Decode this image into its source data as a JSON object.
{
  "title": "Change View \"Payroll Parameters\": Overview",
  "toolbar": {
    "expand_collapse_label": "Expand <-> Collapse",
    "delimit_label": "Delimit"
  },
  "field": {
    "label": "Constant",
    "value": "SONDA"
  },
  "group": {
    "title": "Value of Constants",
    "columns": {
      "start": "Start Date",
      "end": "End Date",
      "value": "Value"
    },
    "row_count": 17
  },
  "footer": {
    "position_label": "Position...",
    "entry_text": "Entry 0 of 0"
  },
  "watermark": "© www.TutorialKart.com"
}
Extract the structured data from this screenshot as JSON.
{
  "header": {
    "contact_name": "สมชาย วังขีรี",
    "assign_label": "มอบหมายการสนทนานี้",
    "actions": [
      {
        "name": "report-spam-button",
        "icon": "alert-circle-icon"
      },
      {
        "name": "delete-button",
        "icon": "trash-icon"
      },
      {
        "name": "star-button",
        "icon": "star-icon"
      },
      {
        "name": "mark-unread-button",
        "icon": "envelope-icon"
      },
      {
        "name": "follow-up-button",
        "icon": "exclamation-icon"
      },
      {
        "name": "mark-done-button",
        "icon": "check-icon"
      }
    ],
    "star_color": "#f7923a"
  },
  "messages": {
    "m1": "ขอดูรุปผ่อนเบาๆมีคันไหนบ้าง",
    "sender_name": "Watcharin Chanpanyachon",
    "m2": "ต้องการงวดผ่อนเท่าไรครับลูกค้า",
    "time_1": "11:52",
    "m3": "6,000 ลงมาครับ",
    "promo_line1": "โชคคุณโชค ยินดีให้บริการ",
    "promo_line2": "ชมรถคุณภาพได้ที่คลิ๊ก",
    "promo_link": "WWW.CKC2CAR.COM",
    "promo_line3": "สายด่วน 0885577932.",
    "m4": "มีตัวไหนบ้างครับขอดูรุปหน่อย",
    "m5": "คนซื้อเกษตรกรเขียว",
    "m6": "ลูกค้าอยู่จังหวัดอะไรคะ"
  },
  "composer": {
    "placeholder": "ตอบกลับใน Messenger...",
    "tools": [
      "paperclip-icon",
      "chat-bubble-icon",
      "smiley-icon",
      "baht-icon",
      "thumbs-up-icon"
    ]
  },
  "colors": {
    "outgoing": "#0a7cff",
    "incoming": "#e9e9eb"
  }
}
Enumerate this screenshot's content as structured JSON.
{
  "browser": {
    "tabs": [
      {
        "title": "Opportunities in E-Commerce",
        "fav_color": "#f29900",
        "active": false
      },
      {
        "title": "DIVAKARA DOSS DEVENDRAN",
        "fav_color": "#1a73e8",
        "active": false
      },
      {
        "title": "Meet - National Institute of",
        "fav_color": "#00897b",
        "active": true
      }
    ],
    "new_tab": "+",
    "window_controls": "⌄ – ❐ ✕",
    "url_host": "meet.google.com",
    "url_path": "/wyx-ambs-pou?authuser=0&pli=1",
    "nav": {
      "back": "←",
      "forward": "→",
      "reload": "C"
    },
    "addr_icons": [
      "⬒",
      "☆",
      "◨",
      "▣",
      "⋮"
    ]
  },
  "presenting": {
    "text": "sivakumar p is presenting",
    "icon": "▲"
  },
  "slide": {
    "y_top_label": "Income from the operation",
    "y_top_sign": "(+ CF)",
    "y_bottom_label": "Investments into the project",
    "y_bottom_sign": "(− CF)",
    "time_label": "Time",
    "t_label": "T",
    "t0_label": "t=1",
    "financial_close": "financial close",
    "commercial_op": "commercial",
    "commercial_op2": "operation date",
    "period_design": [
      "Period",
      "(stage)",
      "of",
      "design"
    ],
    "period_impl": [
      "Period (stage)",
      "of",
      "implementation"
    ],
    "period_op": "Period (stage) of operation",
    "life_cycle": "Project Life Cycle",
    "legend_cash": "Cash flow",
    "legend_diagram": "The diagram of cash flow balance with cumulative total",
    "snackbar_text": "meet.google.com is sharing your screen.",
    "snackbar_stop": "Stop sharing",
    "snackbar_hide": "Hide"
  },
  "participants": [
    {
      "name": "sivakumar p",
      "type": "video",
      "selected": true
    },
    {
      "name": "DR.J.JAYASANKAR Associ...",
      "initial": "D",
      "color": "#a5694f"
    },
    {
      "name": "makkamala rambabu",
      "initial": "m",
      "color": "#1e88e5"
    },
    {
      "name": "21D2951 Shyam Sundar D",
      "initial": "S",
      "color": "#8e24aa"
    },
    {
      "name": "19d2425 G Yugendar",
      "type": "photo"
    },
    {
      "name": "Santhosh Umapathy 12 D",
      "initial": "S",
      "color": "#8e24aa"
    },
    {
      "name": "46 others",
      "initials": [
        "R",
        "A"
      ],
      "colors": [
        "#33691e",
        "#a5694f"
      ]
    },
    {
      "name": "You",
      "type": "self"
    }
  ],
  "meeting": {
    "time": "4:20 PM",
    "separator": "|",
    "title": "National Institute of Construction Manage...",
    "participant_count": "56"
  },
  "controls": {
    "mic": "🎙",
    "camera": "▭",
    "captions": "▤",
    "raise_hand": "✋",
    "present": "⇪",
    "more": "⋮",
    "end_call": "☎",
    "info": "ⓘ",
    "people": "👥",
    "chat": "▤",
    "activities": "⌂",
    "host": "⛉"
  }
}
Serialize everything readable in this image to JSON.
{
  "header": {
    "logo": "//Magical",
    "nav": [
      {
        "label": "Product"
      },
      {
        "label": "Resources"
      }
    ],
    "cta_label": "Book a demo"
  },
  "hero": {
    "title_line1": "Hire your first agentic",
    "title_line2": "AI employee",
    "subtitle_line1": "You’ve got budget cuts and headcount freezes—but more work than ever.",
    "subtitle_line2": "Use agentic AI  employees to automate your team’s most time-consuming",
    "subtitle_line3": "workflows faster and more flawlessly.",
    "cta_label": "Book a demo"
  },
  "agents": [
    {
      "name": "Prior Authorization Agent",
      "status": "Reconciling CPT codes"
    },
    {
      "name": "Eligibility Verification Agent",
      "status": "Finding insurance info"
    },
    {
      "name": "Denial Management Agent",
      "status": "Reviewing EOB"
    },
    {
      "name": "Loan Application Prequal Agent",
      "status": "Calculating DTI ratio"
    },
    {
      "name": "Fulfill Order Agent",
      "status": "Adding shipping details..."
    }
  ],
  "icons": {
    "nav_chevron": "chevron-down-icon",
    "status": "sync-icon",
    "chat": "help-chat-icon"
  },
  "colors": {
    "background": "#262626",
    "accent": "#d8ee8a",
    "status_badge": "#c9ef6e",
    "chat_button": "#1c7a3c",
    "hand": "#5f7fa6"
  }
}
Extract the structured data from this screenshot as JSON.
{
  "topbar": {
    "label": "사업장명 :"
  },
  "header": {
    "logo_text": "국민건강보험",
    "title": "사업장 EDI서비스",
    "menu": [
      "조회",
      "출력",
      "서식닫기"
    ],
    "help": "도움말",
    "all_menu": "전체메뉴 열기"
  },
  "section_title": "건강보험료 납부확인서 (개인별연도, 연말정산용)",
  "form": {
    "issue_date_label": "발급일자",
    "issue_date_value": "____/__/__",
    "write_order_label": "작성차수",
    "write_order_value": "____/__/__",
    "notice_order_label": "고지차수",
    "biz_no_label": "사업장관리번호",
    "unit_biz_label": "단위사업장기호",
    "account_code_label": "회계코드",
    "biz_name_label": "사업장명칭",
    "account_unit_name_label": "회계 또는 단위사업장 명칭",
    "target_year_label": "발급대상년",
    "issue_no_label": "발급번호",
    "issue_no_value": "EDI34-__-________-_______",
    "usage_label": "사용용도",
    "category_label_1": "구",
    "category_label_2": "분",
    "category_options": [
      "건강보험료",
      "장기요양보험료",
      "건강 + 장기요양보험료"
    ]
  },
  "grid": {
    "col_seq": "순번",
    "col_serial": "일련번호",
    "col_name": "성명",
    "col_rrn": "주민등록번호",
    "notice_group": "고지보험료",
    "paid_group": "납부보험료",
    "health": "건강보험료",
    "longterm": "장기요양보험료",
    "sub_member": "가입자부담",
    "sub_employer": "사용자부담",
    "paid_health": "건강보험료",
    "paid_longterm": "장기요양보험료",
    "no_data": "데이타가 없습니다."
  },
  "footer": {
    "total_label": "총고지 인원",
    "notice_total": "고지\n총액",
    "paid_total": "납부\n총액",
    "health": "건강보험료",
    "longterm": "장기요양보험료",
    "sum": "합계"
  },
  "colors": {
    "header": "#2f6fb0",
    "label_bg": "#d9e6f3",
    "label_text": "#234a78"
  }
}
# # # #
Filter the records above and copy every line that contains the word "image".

> [REPLY]
Decode this image into its source data as a JSON object.
Serialize everything readable in this image to JSON.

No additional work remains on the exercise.